RECORDED INFORMATION section start

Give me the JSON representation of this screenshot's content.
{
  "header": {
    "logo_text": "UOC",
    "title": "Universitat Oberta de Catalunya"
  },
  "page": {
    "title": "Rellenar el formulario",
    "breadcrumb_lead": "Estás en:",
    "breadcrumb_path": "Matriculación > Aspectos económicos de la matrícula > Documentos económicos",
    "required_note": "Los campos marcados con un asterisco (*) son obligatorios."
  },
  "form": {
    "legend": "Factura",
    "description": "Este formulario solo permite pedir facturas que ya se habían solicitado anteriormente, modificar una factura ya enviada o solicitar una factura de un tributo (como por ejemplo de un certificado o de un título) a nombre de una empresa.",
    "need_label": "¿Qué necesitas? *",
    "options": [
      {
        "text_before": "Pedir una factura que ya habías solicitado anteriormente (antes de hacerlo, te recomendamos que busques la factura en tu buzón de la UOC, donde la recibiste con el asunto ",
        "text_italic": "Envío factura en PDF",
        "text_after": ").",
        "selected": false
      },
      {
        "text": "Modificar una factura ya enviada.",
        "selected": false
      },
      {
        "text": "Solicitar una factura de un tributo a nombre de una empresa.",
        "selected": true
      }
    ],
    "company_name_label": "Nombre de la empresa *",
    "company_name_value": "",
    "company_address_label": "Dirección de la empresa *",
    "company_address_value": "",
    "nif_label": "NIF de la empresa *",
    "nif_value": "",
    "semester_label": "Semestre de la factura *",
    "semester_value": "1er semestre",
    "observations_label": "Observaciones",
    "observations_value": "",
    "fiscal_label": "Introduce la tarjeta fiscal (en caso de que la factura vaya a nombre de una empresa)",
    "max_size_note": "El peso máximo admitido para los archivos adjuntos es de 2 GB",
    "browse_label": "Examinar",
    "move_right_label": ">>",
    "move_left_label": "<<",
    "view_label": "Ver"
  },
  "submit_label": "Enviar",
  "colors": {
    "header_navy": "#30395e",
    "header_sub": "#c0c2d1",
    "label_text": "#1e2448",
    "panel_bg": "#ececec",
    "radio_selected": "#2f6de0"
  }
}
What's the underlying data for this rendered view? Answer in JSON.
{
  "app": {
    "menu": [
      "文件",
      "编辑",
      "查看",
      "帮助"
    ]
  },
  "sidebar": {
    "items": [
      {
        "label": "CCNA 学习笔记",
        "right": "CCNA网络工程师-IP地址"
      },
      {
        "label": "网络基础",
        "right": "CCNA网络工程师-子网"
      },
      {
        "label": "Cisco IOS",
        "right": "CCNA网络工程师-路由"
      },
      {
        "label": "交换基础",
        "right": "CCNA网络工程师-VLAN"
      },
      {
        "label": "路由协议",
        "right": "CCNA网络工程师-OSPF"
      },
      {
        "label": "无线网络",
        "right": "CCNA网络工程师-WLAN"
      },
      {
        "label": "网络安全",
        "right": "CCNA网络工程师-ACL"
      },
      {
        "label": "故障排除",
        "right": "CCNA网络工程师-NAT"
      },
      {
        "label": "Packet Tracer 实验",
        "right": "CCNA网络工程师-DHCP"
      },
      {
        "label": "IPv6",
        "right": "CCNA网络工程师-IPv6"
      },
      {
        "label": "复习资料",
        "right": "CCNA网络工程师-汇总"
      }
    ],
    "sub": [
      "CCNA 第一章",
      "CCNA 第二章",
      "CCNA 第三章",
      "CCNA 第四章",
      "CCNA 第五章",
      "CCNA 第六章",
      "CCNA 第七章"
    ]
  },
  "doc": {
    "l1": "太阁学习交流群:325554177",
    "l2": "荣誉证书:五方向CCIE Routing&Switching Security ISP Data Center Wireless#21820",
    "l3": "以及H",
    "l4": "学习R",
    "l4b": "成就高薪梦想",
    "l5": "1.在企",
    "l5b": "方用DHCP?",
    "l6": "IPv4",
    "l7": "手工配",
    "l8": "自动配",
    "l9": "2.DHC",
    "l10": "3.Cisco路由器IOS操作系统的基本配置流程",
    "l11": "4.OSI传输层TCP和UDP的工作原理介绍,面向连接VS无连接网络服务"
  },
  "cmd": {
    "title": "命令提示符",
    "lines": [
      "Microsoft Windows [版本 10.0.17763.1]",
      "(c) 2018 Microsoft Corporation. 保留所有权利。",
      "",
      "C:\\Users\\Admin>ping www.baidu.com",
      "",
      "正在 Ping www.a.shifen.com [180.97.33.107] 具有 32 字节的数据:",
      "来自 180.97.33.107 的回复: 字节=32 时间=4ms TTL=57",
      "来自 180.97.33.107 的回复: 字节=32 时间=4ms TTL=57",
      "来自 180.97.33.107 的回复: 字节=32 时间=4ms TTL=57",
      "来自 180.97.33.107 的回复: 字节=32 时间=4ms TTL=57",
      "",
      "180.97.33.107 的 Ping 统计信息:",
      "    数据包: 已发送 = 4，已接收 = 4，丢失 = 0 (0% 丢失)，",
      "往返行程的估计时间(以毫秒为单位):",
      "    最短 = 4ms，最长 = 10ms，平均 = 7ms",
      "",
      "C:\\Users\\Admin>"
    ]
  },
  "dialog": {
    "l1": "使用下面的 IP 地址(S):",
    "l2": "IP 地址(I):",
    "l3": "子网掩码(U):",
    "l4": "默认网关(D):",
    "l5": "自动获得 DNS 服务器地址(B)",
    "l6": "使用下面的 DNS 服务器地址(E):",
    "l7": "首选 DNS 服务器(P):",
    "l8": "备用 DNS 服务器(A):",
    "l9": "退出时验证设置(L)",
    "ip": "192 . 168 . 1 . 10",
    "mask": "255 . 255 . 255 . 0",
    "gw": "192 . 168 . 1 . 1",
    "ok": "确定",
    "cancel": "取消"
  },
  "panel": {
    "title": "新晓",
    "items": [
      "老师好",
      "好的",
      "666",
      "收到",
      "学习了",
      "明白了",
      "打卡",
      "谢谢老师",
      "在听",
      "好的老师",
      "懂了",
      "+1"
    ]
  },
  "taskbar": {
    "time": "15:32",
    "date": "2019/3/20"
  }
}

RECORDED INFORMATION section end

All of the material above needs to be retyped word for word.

Give me the JSON representation of this screenshot's content.
{
  "header": {
    "logo_text": "UOC",
    "title": "Universitat Oberta de Catalunya"
  },
  "page": {
    "title": "Rellenar el formulario",
    "breadcrumb_lead": "Estás en:",
    "breadcrumb_path": "Matriculación > Aspectos económicos de la matrícula > Documentos económicos",
    "required_note": "Los campos marcados con un asterisco (*) son obligatorios."
  },
  "form": {
    "legend": "Factura",
    "description": "Este formulario solo permite pedir facturas que ya se habían solicitado anteriormente, modificar una factura ya enviada o solicitar una factura de un tributo (como por ejemplo de un certificado o de un título) a nombre de una empresa.",
    "need_label": "¿Qué necesitas? *",
    "options": [
      {
        "text_before": "Pedir una factura que ya habías solicitado anteriormente (antes de hacerlo, te recomendamos que busques la factura en tu buzón de la UOC, donde la recibiste con el asunto ",
        "text_italic": "Envío factura en PDF",
        "text_after": ").",
        "selected": false
      },
      {
        "text": "Modificar una factura ya enviada.",
        "selected": false
      },
      {
        "text": "Solicitar una factura de un tributo a nombre de una empresa.",
        "selected": true
      }
    ],
    "company_name_label": "Nombre de la empresa *",
    "company_name_value": "",
    "company_address_label": "Dirección de la empresa *",
    "company_address_value": "",
    "nif_label": "NIF de la empresa *",
    "nif_value": "",
    "semester_label": "Semestre de la factura *",
    "semester_value": "1er semestre",
    "observations_label": "Observaciones",
    "observations_value": "",
    "fiscal_label": "Introduce la tarjeta fiscal (en caso de que la factura vaya a nombre de una empresa)",
    "max_size_note": "El peso máximo admitido para los archivos adjuntos es de 2 GB",
    "browse_label": "Examinar",
    "move_right_label": ">>",
    "move_left_label": "<<",
    "view_label": "Ver"
  },
  "submit_label": "Enviar",
  "colors": {
    "header_navy": "#30395e",
    "header_sub": "#c0c2d1",
    "label_text": "#1e2448",
    "panel_bg": "#ececec",
    "radio_selected": "#2f6de0"
  }
}
What's the underlying data for this rendered view? Answer in JSON.
{
  "app": {
    "menu": [
      "文件",
      "编辑",
      "查看",
      "帮助"
    ]
  },
  "sidebar": {
    "items": [
      {
        "label": "CCNA 学习笔记",
        "right": "CCNA网络工程师-IP地址"
      },
      {
        "label": "网络基础",
        "right": "CCNA网络工程师-子网"
      },
      {
        "label": "Cisco IOS",
        "right": "CCNA网络工程师-路由"
      },
      {
        "label": "交换基础",
        "right": "CCNA网络工程师-VLAN"
      },
      {
        "label": "路由协议",
        "right": "CCNA网络工程师-OSPF"
      },
      {
        "label": "无线网络",
        "right": "CCNA网络工程师-WLAN"
      },
      {
        "label": "网络安全",
        "right": "CCNA网络工程师-ACL"
      },
      {
        "label": "故障排除",
        "right": "CCNA网络工程师-NAT"
      },
      {
        "label": "Packet Tracer 实验",
        "right": "CCNA网络工程师-DHCP"
      },
      {
        "label": "IPv6",
        "right": "CCNA网络工程师-IPv6"
      },
      {
        "label": "复习资料",
        "right": "CCNA网络工程师-汇总"
      }
    ],
    "sub": [
      "CCNA 第一章",
      "CCNA 第二章",
      "CCNA 第三章",
      "CCNA 第四章",
      "CCNA 第五章",
      "CCNA 第六章",
      "CCNA 第七章"
    ]
  },
  "doc": {
    "l1": "太阁学习交流群:325554177",
    "l2": "荣誉证书:五方向CCIE Routing&Switching Security ISP Data Center Wireless#21820",
    "l3": "以及H",
    "l4": "学习R",
    "l4b": "成就高薪梦想",
    "l5": "1.在企",
    "l5b": "方用DHCP?",
    "l6": "IPv4",
    "l7": "手工配",
    "l8": "自动配",
    "l9": "2.DHC",
    "l10": "3.Cisco路由器IOS操作系统的基本配置流程",
    "l11": "4.OSI传输层TCP和UDP的工作原理介绍,面向连接VS无连接网络服务"
  },
  "cmd": {
    "title": "命令提示符",
    "lines": [
      "Microsoft Windows [版本 10.0.17763.1]",
      "(c) 2018 Microsoft Corporation. 保留所有权利。",
      "",
      "C:\\Users\\Admin>ping www.baidu.com",
      "",
      "正在 Ping www.a.shifen.com [180.97.33.107] 具有 32 字节的数据:",
      "来自 180.97.33.107 的回复: 字节=32 时间=4ms TTL=57",
      "来自 180.97.33.107 的回复: 字节=32 时间=4ms TTL=57",
      "来自 180.97.33.107 的回复: 字节=32 时间=4ms TTL=57",
      "来自 180.97.33.107 的回复: 字节=32 时间=4ms TTL=57",
      "",
      "180.97.33.107 的 Ping 统计信息:",
      "    数据包: 已发送 = 4，已接收 = 4，丢失 = 0 (0% 丢失)，",
      "往返行程的估计时间(以毫秒为单位):",
      "    最短 = 4ms，最长 = 10ms，平均 = 7ms",
      "",
      "C:\\Users\\Admin>"
    ]
  },
  "dialog": {
    "l1": "使用下面的 IP 地址(S):",
    "l2": "IP 地址(I):",
    "l3": "子网掩码(U):",
    "l4": "默认网关(D):",
    "l5": "自动获得 DNS 服务器地址(B)",
    "l6": "使用下面的 DNS 服务器地址(E):",
    "l7": "首选 DNS 服务器(P):",
    "l8": "备用 DNS 服务器(A):",
    "l9": "退出时验证设置(L)",
    "ip": "192 . 168 . 1 . 10",
    "mask": "255 . 255 . 255 . 0",
    "gw": "192 . 168 . 1 . 1",
    "ok": "确定",
    "cancel": "取消"
  },
  "panel": {
    "title": "新晓",
    "items": [
      "老师好",
      "好的",
      "666",
      "收到",
      "学习了",
      "明白了",
      "打卡",
      "谢谢老师",
      "在听",
      "好的老师",
      "懂了",
      "+1"
    ]
  },
  "taskbar": {
    "time": "15:32",
    "date": "2019/3/20"
  }
}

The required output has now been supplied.